"Today was the hardest decision I have had to make – I stopped treatment for Alopecia."

After nine months of giving it my absolute all, today was the hardest decision that I have had to make – stopping treatment.

For nine months I’ve thrown everything into trying to beat this shitty disease – I’ve battled the side effects of steroids, and tried two lots of immunosuppressants that each brought with them their own problems; weight gain, intermittently losing feeling in my hands and feet, mood swings, nausea, dizziness, and drowsiness – just to mention a few. All in the hope of getting my hair back.

But this week, I feel like I’ve lost the battle. I feel it has defeated me.

My eyelashes are now almost gone, the last little hairs I’d been clenching onto so tightly. Too tightly it seems; I literally pulled them out in clumps.

The medications were supposed to stop that. Prevent it. They didn’t.

Now this is it.

"I feel like I’ve lost the battle. I feel it has defeated me." (Image provided)

In April 2015 I found a small patch of hair was missing on the back of my head. In August, it began rapidly falling out – I was pulling out clumps at a time. From September 1 to September 8, I lost close to half the hair on my head. So I shaved it to take control. I always thought it would come back. Within a couple of months after that, I lost all the hair on my body except for my eyebrows and eyelashes. My eyebrows began to go in January, and in the last four weeks my eyelashes have disappeared too.
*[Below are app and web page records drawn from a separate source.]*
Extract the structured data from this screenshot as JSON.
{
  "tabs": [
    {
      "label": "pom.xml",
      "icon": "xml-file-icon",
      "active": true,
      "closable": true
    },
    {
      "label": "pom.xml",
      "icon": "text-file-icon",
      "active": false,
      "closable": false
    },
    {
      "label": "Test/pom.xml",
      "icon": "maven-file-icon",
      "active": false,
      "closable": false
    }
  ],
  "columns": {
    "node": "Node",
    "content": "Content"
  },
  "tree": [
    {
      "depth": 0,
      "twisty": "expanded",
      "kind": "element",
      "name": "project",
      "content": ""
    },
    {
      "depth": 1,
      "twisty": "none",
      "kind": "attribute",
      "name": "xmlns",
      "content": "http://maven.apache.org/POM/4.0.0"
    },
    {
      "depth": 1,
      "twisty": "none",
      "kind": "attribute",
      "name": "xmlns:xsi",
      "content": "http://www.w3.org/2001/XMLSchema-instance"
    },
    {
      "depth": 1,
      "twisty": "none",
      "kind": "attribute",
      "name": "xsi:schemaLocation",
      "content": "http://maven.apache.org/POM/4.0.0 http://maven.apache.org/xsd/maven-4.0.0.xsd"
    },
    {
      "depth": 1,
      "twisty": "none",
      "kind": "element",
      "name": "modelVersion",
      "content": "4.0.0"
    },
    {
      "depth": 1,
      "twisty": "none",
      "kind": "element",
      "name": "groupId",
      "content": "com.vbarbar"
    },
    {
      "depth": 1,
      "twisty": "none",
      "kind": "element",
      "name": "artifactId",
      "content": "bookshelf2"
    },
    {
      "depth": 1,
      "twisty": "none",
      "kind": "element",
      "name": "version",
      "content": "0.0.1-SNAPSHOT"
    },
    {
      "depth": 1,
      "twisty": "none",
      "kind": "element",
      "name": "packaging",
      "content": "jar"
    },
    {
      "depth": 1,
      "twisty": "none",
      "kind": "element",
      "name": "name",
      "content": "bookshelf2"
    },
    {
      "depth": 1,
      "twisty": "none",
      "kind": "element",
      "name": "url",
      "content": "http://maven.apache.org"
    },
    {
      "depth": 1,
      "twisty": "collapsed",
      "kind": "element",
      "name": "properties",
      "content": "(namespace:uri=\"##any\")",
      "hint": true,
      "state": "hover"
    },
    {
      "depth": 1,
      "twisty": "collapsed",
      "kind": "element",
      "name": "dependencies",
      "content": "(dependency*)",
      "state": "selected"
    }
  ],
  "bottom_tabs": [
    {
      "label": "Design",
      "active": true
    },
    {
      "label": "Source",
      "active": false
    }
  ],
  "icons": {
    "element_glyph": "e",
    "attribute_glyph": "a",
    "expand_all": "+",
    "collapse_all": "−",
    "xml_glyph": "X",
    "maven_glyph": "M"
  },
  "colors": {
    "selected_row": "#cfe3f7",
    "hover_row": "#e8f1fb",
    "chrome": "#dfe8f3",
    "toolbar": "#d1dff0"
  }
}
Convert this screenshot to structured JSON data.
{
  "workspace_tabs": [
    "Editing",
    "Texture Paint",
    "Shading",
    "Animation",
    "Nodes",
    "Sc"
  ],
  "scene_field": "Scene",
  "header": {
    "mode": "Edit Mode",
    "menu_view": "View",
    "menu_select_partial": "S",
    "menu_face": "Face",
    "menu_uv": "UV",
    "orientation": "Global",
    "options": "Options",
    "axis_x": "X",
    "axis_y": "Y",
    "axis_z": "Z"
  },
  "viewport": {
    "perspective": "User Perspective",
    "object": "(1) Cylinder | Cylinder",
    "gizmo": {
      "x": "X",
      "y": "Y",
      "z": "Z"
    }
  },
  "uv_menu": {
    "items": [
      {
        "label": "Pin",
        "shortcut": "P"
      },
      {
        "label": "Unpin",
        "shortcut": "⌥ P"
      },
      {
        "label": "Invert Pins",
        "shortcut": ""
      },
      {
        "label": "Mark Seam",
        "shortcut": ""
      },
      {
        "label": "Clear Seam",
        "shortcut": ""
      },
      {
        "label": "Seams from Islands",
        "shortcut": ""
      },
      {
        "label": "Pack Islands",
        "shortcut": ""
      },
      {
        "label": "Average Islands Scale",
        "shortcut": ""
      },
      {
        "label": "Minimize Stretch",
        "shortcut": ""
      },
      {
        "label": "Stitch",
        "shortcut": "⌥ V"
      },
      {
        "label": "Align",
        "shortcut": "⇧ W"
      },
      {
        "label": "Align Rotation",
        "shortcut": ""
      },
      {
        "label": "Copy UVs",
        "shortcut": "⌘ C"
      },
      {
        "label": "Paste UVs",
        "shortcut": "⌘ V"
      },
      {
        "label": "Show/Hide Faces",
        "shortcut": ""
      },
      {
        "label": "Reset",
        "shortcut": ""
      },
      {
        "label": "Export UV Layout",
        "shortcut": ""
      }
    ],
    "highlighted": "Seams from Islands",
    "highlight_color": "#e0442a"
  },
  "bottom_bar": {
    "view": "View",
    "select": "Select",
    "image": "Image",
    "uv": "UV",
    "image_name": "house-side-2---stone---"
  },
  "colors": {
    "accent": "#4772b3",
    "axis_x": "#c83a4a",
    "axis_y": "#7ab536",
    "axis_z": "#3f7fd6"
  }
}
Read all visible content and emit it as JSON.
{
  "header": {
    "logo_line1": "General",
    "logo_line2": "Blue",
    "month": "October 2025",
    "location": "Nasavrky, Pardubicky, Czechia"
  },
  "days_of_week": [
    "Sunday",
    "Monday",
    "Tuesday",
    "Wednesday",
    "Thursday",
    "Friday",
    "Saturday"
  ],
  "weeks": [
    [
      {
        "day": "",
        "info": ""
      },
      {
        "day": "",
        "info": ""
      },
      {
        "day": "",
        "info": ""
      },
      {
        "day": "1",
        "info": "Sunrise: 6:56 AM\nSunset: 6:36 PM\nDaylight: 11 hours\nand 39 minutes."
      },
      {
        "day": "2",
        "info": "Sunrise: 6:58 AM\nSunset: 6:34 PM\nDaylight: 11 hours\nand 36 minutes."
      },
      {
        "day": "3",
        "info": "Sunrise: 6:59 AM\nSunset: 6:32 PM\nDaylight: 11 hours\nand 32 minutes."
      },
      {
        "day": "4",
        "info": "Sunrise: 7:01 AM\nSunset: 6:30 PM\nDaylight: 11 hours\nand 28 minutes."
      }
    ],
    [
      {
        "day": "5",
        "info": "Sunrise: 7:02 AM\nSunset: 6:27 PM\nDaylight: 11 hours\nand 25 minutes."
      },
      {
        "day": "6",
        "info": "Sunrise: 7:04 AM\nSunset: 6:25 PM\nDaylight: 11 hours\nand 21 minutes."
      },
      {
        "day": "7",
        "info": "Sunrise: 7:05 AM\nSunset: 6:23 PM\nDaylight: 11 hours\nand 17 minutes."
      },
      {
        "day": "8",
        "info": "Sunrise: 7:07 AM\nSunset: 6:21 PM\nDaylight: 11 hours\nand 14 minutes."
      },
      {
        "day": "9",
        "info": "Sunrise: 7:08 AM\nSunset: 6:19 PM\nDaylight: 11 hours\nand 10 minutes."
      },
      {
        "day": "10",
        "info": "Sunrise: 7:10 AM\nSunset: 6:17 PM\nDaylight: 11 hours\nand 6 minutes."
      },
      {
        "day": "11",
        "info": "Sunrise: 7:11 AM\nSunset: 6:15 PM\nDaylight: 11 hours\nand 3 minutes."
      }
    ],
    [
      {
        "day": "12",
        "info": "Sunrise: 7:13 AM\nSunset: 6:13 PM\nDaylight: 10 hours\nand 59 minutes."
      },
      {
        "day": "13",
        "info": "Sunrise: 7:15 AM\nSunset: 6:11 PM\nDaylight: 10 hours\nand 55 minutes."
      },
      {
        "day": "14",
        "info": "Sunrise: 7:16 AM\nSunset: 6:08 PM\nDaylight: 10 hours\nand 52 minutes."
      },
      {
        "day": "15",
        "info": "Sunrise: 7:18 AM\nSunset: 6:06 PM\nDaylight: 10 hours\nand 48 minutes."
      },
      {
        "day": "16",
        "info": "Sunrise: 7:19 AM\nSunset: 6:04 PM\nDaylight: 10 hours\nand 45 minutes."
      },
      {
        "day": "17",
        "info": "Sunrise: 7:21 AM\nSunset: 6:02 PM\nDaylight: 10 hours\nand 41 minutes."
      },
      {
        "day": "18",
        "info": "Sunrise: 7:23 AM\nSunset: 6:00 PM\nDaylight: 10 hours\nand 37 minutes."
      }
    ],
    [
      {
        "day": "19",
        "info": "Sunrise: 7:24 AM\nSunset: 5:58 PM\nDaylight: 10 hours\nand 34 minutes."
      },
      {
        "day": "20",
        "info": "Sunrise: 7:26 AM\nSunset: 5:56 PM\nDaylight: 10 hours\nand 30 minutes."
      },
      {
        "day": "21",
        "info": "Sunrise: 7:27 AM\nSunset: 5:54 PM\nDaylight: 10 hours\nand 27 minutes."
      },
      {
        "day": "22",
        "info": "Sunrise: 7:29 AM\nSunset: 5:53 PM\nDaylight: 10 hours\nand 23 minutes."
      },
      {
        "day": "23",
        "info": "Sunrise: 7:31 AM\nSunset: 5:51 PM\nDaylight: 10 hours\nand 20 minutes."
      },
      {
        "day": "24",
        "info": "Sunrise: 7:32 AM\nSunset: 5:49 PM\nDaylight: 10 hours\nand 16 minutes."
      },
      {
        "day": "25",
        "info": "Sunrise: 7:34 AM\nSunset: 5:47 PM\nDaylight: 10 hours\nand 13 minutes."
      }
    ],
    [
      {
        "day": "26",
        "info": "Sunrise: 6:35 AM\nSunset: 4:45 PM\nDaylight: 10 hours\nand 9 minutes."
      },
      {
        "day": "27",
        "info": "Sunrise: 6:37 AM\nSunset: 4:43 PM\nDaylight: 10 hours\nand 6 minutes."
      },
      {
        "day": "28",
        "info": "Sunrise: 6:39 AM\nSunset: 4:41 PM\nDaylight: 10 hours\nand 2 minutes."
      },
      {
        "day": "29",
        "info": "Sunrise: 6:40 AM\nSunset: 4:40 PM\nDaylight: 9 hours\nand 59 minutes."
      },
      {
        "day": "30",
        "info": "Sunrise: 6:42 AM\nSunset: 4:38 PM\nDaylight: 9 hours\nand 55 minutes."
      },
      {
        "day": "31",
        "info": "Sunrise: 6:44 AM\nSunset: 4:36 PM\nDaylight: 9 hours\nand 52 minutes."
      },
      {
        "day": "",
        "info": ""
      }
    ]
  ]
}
It is so incredibly difficult to come to terms with the fact I cannot do anything about this. I can’t control it, I can’t predict it and I can’t change it.  I lost my identity when I lost my hair. I had to figure out who I was – an identity that wasn’t based on how I physically saw myself.  I was so confident that I would get my hair back, that I never properly said goodbye. Now I feel like I’m grieving something that I can barely remember.


I feel like I’m giving up on myself and letting this beat me.

"I may never get my hair back...They just don't know"

But I also know I’m not. I’m trying to take control. This condition has consumed so much of my life for the last nine months and I’ve missed out on life. It’s taught me a lot, but right now it’s time to get back to being me – with or without hair.

As difficult as it is, this decision has given me peace of mind, and peace within myself. Finally, after what seemed like an eternity, I can relax and get on with being me – the carefree and fun me. I don’t have to stress about what will happen or the unknown, I can simply let it be. Instead I can focus my energy on becoming strong again, both physically and mentally, because both have taken a tremendous hit over this process.

"I'm genuinely making the most of every moment"

It’s the little things that I’m looking forward to the most, like being able to make plans (in advance) to catch up with friends and family, knowing that there isn’t a risk I’ll feel overwhelmingly sick or tired when they come around, having a bit of extra cash in my pocket, and simply but most importantly - just knowing that each day I am actually 100% in this world and that I’m genuinely making the most of every moment.

I know, it sounds cliché. But when you spend months on end not being yourself and not working to your full capacity, it’s genuinely all that you look forward. Just being normal again.

"From September 1 to September 8, I lost close to half the hair on my head".

Alopecia is an autoimmune disease – your body recognizes that your hair is ‘foreign’ so tries to fight and attack it off, similar to how it attacks a virus etc. Immunosuppressants are drugs that lower your immune system to try to stop that process happening – it’s a very fine balance in trying to get them right. Some people get results, some don’t. The problem with alopecia is that you can’t actually predict it – I may never get my hair back, or it might suddenly start growing back in six months time, or ten years time. They just don’t know.

Have you ever lost your hair? Did it affect your self confidence?

Feature image: Supplied.